Why Acting in Good Faith Is Always in Your Best Interests
Good faith is a duty imposed on employees and employers by the Employment Relations Act 2000. It is enshrined in the Act in order to promote productive relationships. Ultimately, good faith underlies all interactions in employment as it addresses the inequality of power between the employee and employer. From an employment law perspective, good faith […]
Good faith is a duty imposed on employees and employers by the Employment Relations Act 2000. It is enshrined in the Act in order to promote productive relationships. Ultimately, good faith underlies all interactions in employment as it addresses the inequality of power between the employee and employer. From an employment law perspective, good faith is an important issue.
The Employment Relations Act on Good Faith
The Employment Relations Act 2000 stipulates that acting in good faith is wider than having trust and confidence in each other. The Act details that:
- parties must not act in a misleading or deceptive way towards each other,
- parties must be responsive and communicative with each other, and
- sufficient information must be given to the employee, in regards to decisions that may affect their employment, so that the employee can understand the situation and the employee must also be given a chance to comment on the situation.
From an employment lawyer’s perspective, good faith is displayed through the employer and employee:
- being honest and open,
- communicating issues in a fair and timely way,
- working productively and positively together,
- always giving relevant information as soon as it is discovered,
- being open-minded and listening, and
- respecting each other.
Good faith and unjustified dismissal
The duty of good faith feeds directly into unjustified dismissal. Whether a dismissal is unjustified is determined by what a fair and reasonable employer would have done in all the circumstances at the time the dismissal occurred. Factors taken into account when assessing the employer’s actions are whether concerns were raised prior to the dismissal taking place, whether there was a sufficient investigation and whether the employee had a reasonable time to respond. These factors directly relate to the concepts that make up good faith – honesty, openness and active communication. Good faith is interwoven into the behaviour of the employer and the employee.
The Employment Relations Act 2000 also provides for penalties for breaches of good faith. A party to an employment relationship can be penalised if their breach of good faith duty is deliberate, serious and sustained. A penalty can also be imposed where a relevant relationship is undermined. A situation will fall here where good faith is breached with the intention to undermine the relationship.
There needs to be “egregious bad faith” for a penalty to be awarded. An example of this is seen in Waikato District Health Board v New Zealand Public Service Assoc Inc, where it was found that an employer took advantage of an employee’s youth, inexperience, immigration status and vulnerability by making the employee pay $27,000 to secure their job. This was determined to be deliberate, serious and sustained conduct, and the Court awarded $3,000 to the employee as a result.

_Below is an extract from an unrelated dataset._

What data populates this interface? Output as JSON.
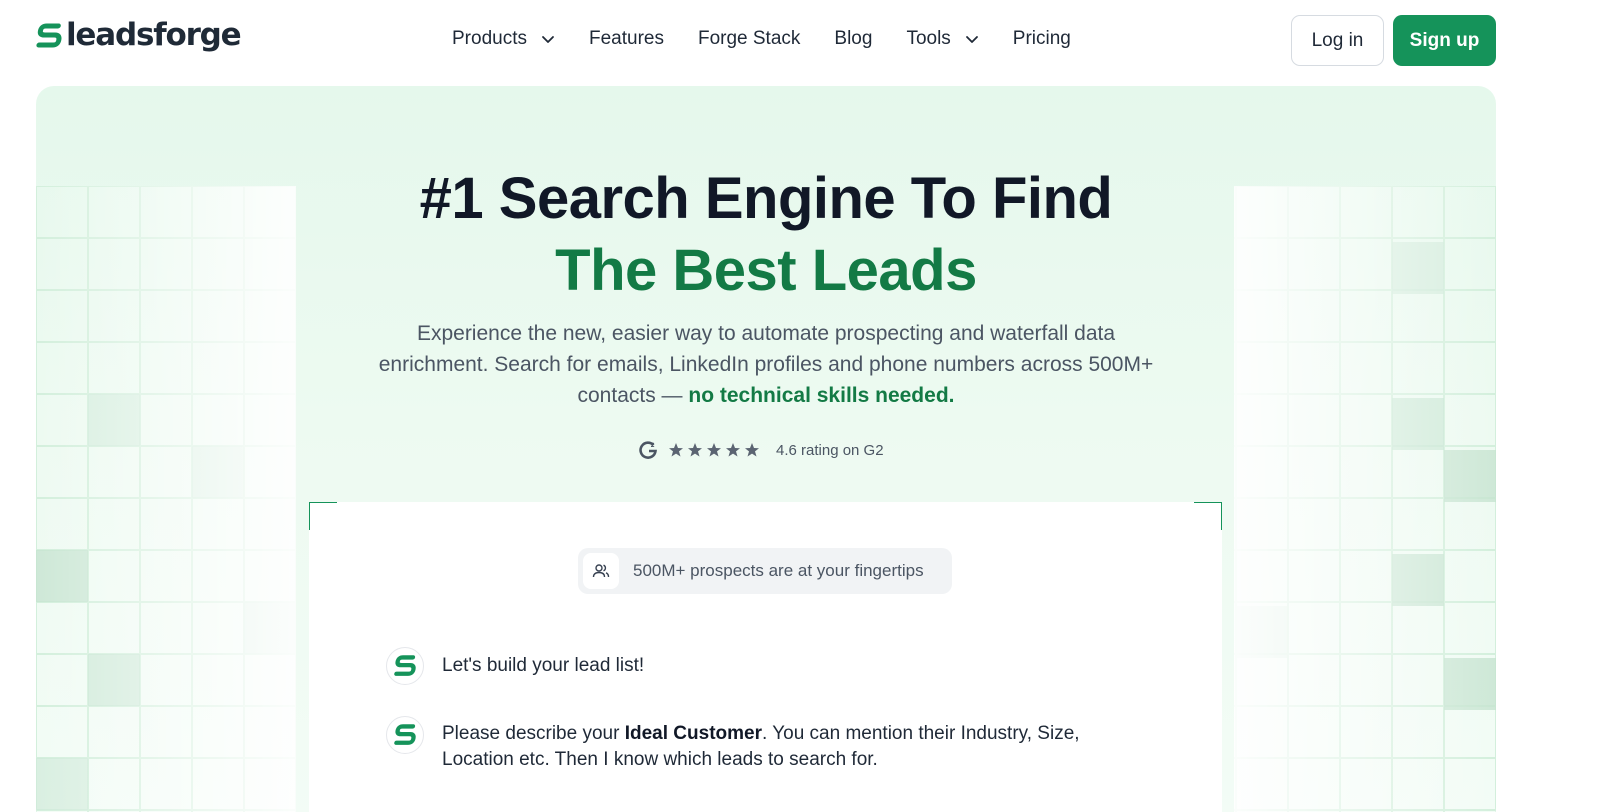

It is clear that the concept of good faith is foundational to employment law. All employment relationships are maintained on the basis of good faith. From an employment lawyer’s perspective, good faith dictates the success of all employment relationships and is always in employers’ and employees’ best interests to follow.